Entries provided:

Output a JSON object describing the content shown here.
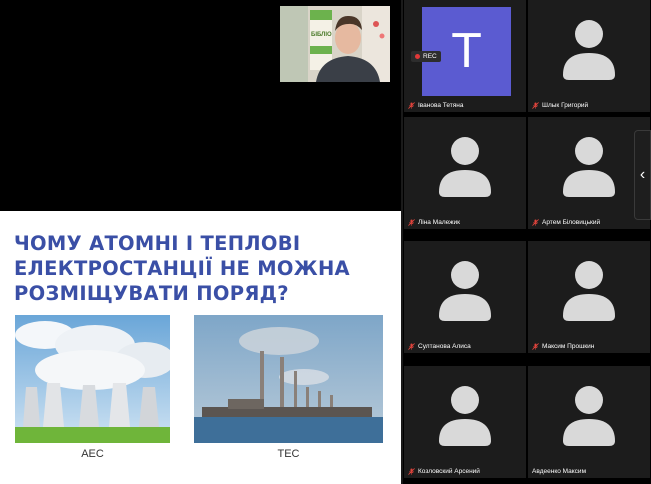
{
  "slide": {
    "title_lines": [
      "ЧОМУ АТОМНІ І ТЕПЛОВІ",
      "ЕЛЕКТРОСТАНЦІЇ НЕ МОЖНА",
      "РОЗМІЩУВАТИ ПОРЯД?"
    ],
    "captions": {
      "aes": "АЕС",
      "tes": "ТЕС"
    }
  },
  "presenter": {
    "banner_text": "БІБЛІО"
  },
  "recording": {
    "label": "REC"
  },
  "participants": [
    {
      "name": "Іванова Тетяна",
      "initial": "T",
      "muted": true
    },
    {
      "name": "Шлык Григорий",
      "muted": true
    },
    {
      "name": "Ліна Малежик",
      "muted": true
    },
    {
      "name": "Артем Біловицький",
      "muted": true
    },
    {
      "name": "Султанова Алиса",
      "muted": true
    },
    {
      "name": "Максим Прошкин",
      "muted": true
    },
    {
      "name": "Козловский Арсений",
      "muted": true
    },
    {
      "name": "Авдеенко Максим",
      "muted": true
    }
  ],
  "icons": {
    "mic": "mic-muted-icon",
    "collapse": "chevron-left-icon",
    "avatar": "person-avatar-icon"
  },
  "colors": {
    "slide_title": "#3a4fa6",
    "avatar_letter_bg": "#5b5bd1",
    "muted_mic": "#e0443c"
  }
}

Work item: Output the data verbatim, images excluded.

The answer:
Output a JSON object describing the content shown here.
{
  "slide": {
    "title_lines": [
      "ЧОМУ АТОМНІ І ТЕПЛОВІ",
      "ЕЛЕКТРОСТАНЦІЇ НЕ МОЖНА",
      "РОЗМІЩУВАТИ ПОРЯД?"
    ],
    "captions": {
      "aes": "АЕС",
      "tes": "ТЕС"
    }
  },
  "presenter": {
    "banner_text": "БІБЛІО"
  },
  "recording": {
    "label": "REC"
  },
  "participants": [
    {
      "name": "Іванова Тетяна",
      "initial": "T",
      "muted": true
    },
    {
      "name": "Шлык Григорий",
      "muted": true
    },
    {
      "name": "Ліна Малежик",
      "muted": true
    },
    {
      "name": "Артем Біловицький",
      "muted": true
    },
    {
      "name": "Султанова Алиса",
      "muted": true
    },
    {
      "name": "Максим Прошкин",
      "muted": true
    },
    {
      "name": "Козловский Арсений",
      "muted": true
    },
    {
      "name": "Авдеенко Максим",
      "muted": true
    }
  ],
  "icons": {
    "mic": "mic-muted-icon",
    "collapse": "chevron-left-icon",
    "avatar": "person-avatar-icon"
  },
  "colors": {
    "slide_title": "#3a4fa6",
    "avatar_letter_bg": "#5b5bd1",
    "muted_mic": "#e0443c"
  }
}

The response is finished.